__What the exercise asks__.
The expected output is the full data, repeated exactly, without pictures.
-- Opening Marker --
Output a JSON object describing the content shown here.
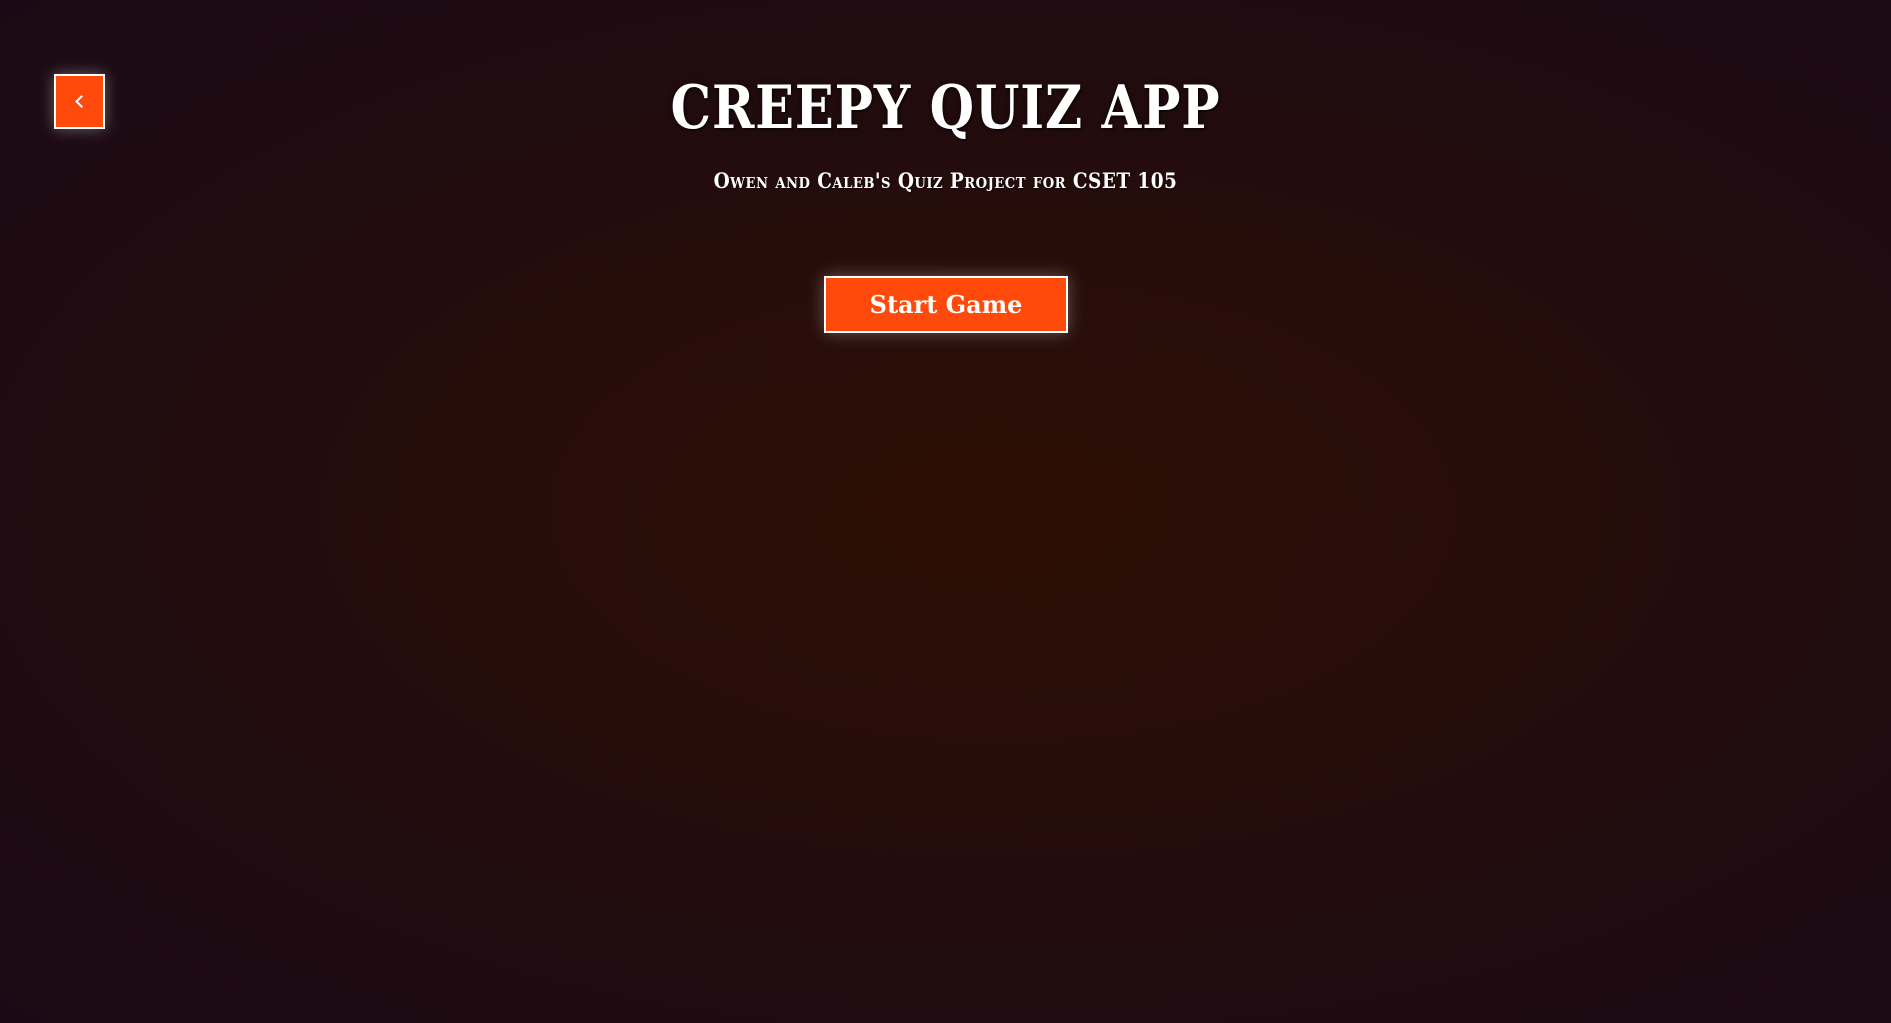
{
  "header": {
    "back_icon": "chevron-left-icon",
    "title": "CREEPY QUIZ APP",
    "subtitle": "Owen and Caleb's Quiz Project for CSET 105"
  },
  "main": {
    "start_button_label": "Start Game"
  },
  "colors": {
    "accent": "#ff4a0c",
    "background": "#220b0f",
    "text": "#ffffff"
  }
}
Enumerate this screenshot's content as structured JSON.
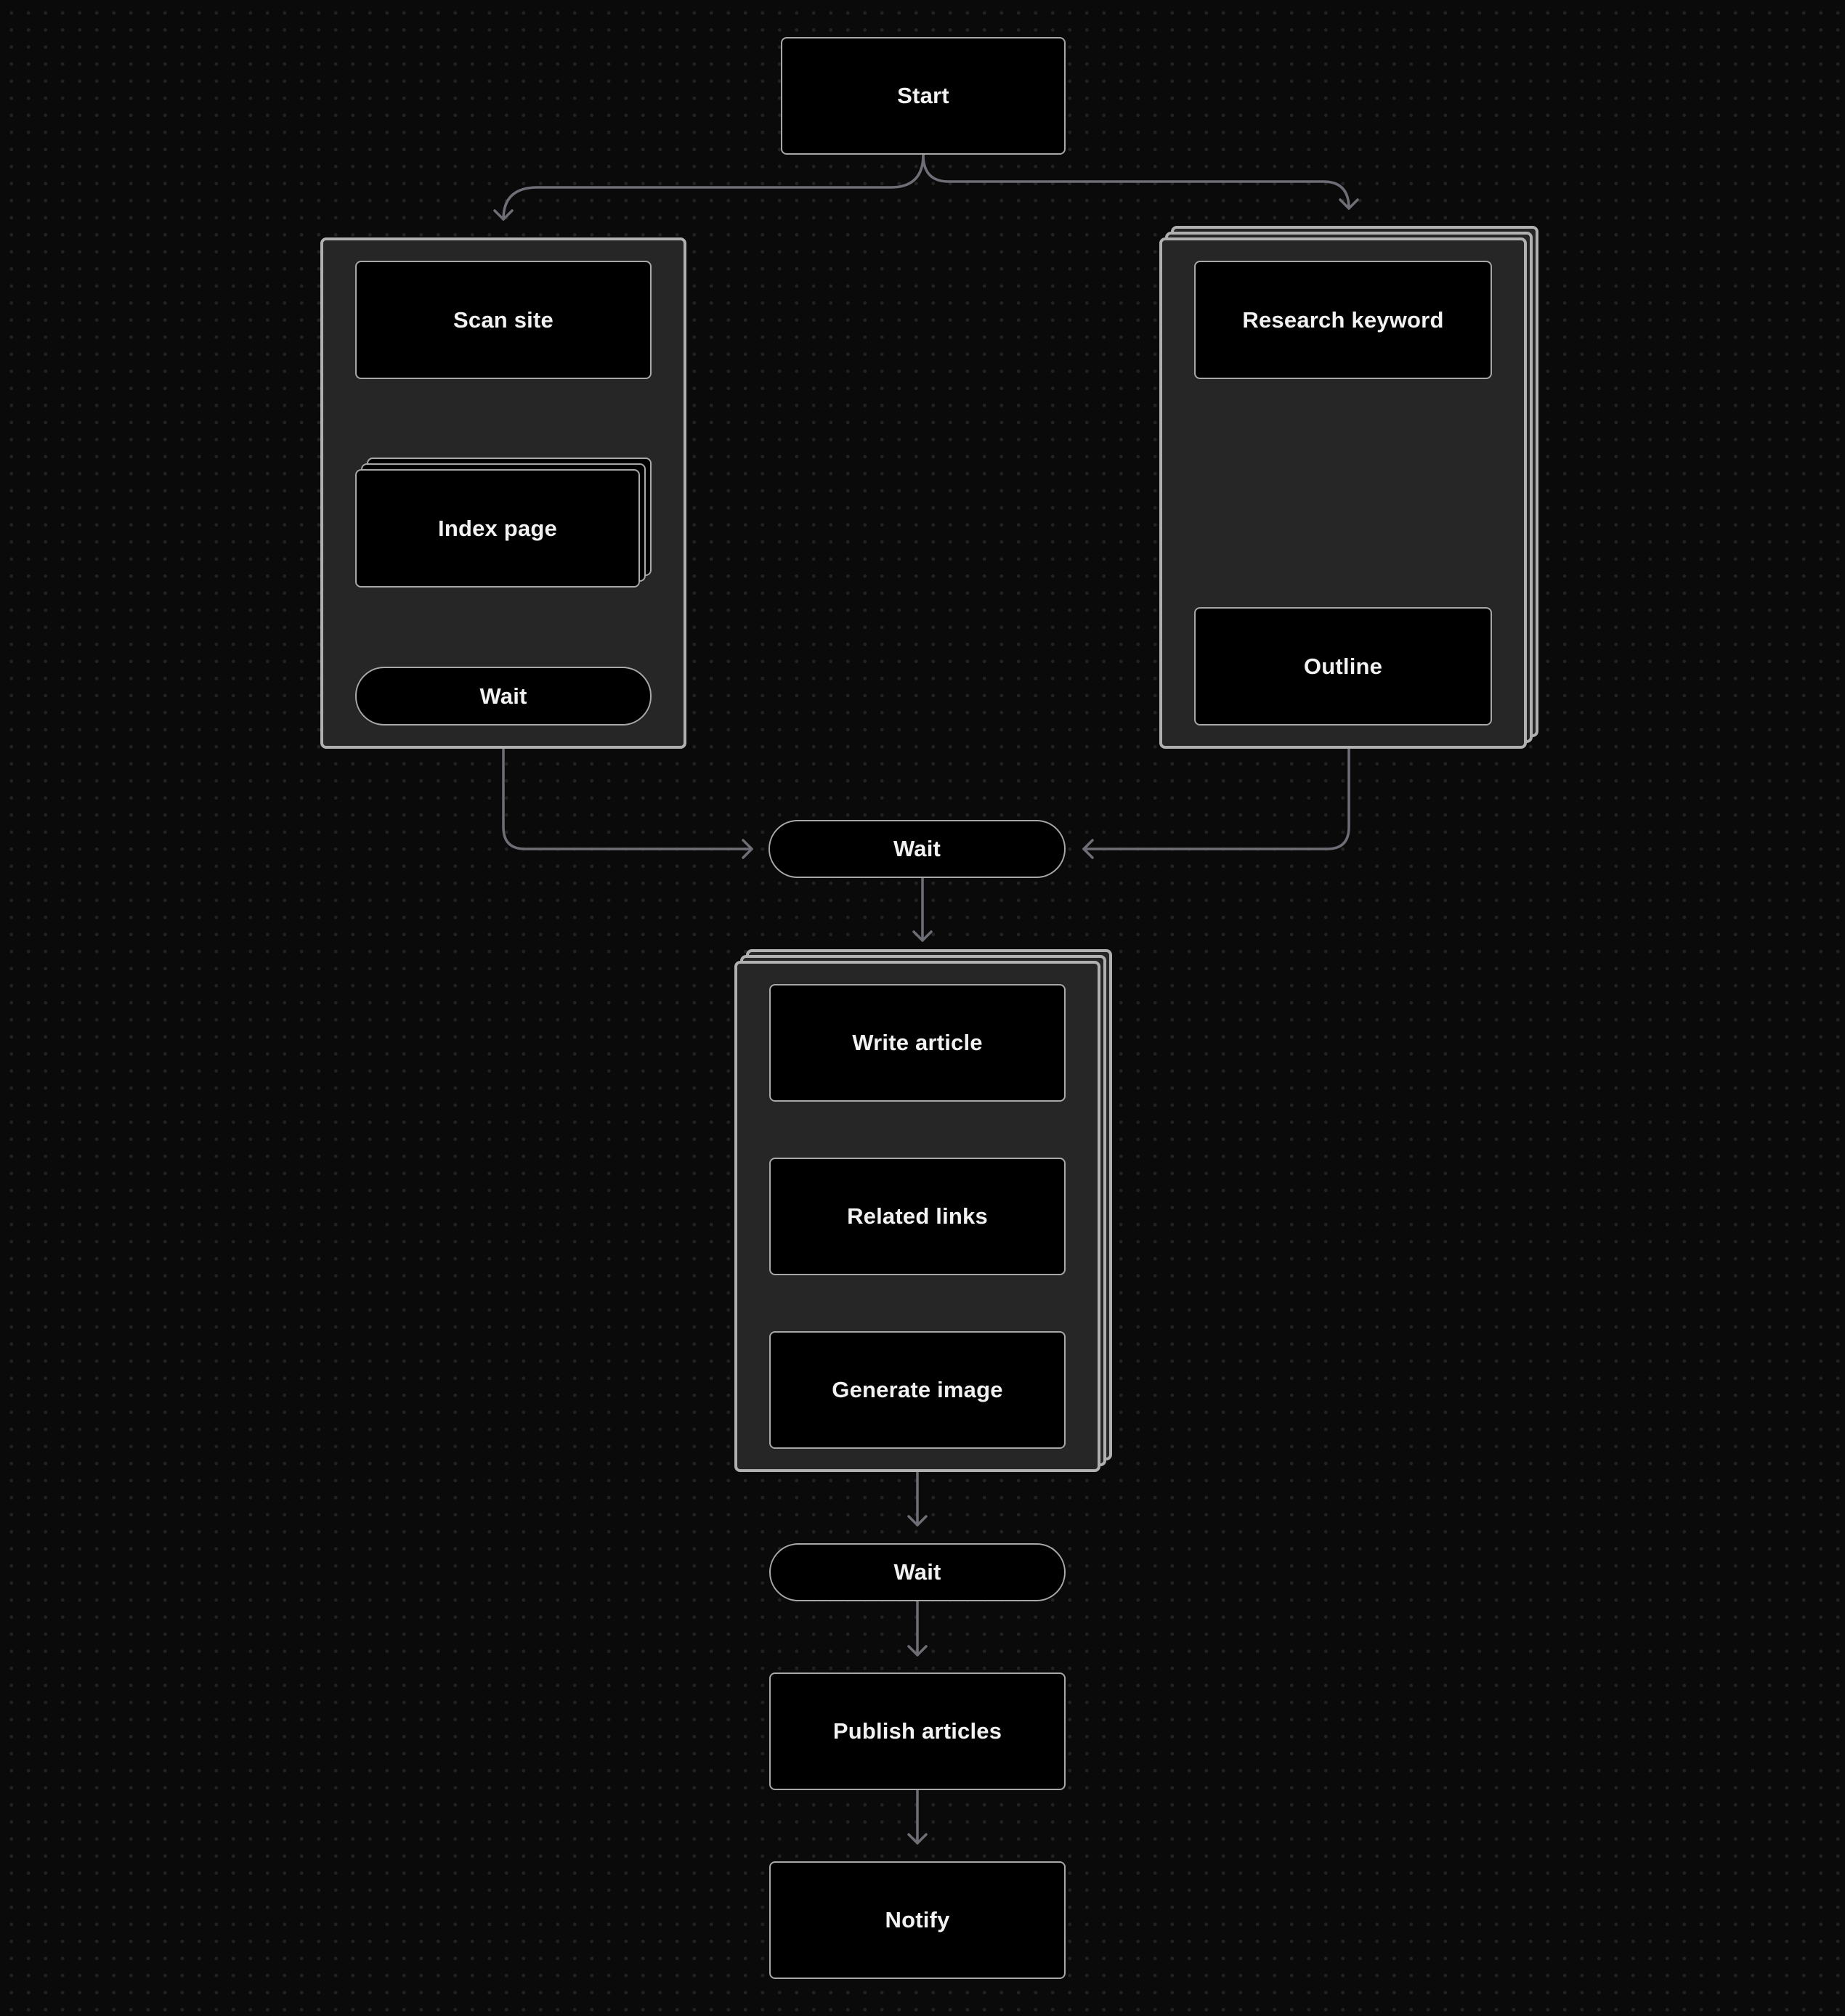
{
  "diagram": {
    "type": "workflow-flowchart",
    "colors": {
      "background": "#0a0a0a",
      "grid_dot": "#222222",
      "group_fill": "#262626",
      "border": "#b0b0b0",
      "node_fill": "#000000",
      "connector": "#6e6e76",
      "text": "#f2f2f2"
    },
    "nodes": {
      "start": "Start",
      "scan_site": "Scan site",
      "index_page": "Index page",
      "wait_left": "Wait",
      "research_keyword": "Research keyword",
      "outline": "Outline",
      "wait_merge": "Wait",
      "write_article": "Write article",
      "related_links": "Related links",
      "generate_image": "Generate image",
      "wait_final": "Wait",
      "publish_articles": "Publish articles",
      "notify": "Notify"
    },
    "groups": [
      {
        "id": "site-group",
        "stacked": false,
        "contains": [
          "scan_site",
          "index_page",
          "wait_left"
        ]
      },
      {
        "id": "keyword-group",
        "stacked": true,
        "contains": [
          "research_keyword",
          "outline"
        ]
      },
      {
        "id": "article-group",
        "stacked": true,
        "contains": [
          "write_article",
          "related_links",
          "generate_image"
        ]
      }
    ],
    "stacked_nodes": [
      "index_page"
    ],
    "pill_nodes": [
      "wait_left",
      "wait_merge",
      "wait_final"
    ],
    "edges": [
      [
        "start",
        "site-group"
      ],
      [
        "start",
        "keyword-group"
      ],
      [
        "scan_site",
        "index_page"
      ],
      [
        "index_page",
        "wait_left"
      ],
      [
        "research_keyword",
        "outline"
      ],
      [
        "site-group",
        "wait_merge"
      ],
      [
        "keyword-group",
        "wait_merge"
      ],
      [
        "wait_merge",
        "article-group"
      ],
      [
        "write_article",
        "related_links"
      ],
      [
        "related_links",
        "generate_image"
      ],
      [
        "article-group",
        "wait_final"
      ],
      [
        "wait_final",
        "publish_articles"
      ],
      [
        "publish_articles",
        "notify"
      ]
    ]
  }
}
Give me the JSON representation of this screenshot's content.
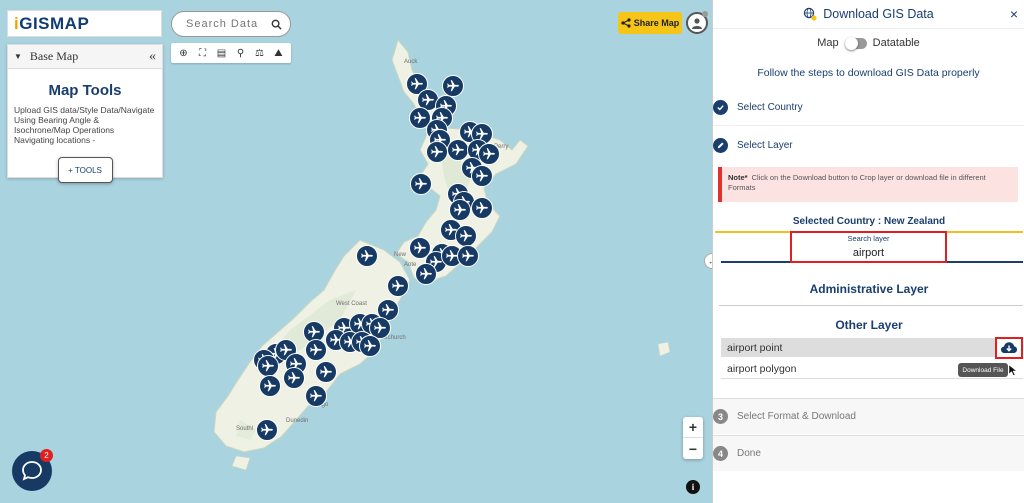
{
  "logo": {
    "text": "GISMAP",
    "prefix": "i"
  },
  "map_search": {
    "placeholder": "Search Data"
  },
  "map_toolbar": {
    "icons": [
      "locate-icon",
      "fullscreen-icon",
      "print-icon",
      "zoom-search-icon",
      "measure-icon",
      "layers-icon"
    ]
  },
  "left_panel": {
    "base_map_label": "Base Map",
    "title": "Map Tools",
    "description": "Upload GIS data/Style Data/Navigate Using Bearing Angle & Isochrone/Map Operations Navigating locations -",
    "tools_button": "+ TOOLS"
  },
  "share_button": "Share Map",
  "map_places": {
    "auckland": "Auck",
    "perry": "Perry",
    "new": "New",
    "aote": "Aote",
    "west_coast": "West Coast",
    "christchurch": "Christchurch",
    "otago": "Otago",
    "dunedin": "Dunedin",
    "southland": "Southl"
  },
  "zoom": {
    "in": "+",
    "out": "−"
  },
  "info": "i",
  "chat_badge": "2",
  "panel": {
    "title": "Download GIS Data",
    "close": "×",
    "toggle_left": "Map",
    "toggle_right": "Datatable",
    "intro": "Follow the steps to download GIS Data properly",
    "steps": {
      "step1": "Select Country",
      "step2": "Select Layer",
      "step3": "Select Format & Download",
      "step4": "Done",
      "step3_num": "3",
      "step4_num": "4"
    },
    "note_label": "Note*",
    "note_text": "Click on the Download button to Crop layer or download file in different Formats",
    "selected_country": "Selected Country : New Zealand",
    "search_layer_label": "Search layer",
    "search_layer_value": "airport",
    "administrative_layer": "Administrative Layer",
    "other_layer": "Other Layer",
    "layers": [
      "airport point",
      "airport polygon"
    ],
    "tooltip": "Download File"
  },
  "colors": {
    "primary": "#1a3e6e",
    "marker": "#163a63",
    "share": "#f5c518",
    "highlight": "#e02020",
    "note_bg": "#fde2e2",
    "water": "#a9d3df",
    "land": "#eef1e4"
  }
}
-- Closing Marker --
__Answer to this exercise__.
Output a JSON object describing the content shown here.
{
  "header": {
    "back_icon": "chevron-left-icon",
    "title": "CREEPY QUIZ APP",
    "subtitle": "Owen and Caleb's Quiz Project for CSET 105"
  },
  "main": {
    "start_button_label": "Start Game"
  },
  "colors": {
    "accent": "#ff4a0c",
    "background": "#220b0f",
    "text": "#ffffff"
  }
}
Enumerate this screenshot's content as structured JSON.
{
  "diagram": {
    "type": "workflow-flowchart",
    "colors": {
      "background": "#0a0a0a",
      "grid_dot": "#222222",
      "group_fill": "#262626",
      "border": "#b0b0b0",
      "node_fill": "#000000",
      "connector": "#6e6e76",
      "text": "#f2f2f2"
    },
    "nodes": {
      "start": "Start",
      "scan_site": "Scan site",
      "index_page": "Index page",
      "wait_left": "Wait",
      "research_keyword": "Research keyword",
      "outline": "Outline",
      "wait_merge": "Wait",
      "write_article": "Write article",
      "related_links": "Related links",
      "generate_image": "Generate image",
      "wait_final": "Wait",
      "publish_articles": "Publish articles",
      "notify": "Notify"
    },
    "groups": [
      {
        "id": "site-group",
        "stacked": false,
        "contains": [
          "scan_site",
          "index_page",
          "wait_left"
        ]
      },
      {
        "id": "keyword-group",
        "stacked": true,
        "contains": [
          "research_keyword",
          "outline"
        ]
      },
      {
        "id": "article-group",
        "stacked": true,
        "contains": [
          "write_article",
          "related_links",
          "generate_image"
        ]
      }
    ],
    "stacked_nodes": [
      "index_page"
    ],
    "pill_nodes": [
      "wait_left",
      "wait_merge",
      "wait_final"
    ],
    "edges": [
      [
        "start",
        "site-group"
      ],
      [
        "start",
        "keyword-group"
      ],
      [
        "scan_site",
        "index_page"
      ],
      [
        "index_page",
        "wait_left"
      ],
      [
        "research_keyword",
        "outline"
      ],
      [
        "site-group",
        "wait_merge"
      ],
      [
        "keyword-group",
        "wait_merge"
      ],
      [
        "wait_merge",
        "article-group"
      ],
      [
        "write_article",
        "related_links"
      ],
      [
        "related_links",
        "generate_image"
      ],
      [
        "article-group",
        "wait_final"
      ],
      [
        "wait_final",
        "publish_articles"
      ],
      [
        "publish_articles",
        "notify"
      ]
    ]
  }
}
Give me the JSON representation of this screenshot's content.
{
  "logo": {
    "text": "GISMAP",
    "prefix": "i"
  },
  "map_search": {
    "placeholder": "Search Data"
  },
  "map_toolbar": {
    "icons": [
      "locate-icon",
      "fullscreen-icon",
      "print-icon",
      "zoom-search-icon",
      "measure-icon",
      "layers-icon"
    ]
  },
  "left_panel": {
    "base_map_label": "Base Map",
    "title": "Map Tools",
    "description": "Upload GIS data/Style Data/Navigate Using Bearing Angle & Isochrone/Map Operations Navigating locations -",
    "tools_button": "+ TOOLS"
  },
  "share_button": "Share Map",
  "map_places": {
    "auckland": "Auck",
    "perry": "Perry",
    "new": "New",
    "aote": "Aote",
    "west_coast": "West Coast",
    "christchurch": "Christchurch",
    "otago": "Otago",
    "dunedin": "Dunedin",
    "southland": "Southl"
  },
  "zoom": {
    "in": "+",
    "out": "−"
  },
  "info": "i",
  "chat_badge": "2",
  "panel": {
    "title": "Download GIS Data",
    "close": "×",
    "toggle_left": "Map",
    "toggle_right": "Datatable",
    "intro": "Follow the steps to download GIS Data properly",
    "steps": {
      "step1": "Select Country",
      "step2": "Select Layer",
      "step3": "Select Format & Download",
      "step4": "Done",
      "step3_num": "3",
      "step4_num": "4"
    },
    "note_label": "Note*",
    "note_text": "Click on the Download button to Crop layer or download file in different Formats",
    "selected_country": "Selected Country : New Zealand",
    "search_layer_label": "Search layer",
    "search_layer_value": "airport",
    "administrative_layer": "Administrative Layer",
    "other_layer": "Other Layer",
    "layers": [
      "airport point",
      "airport polygon"
    ],
    "tooltip": "Download File"
  },
  "colors": {
    "primary": "#1a3e6e",
    "marker": "#163a63",
    "share": "#f5c518",
    "highlight": "#e02020",
    "note_bg": "#fde2e2",
    "water": "#a9d3df",
    "land": "#eef1e4"
  }
}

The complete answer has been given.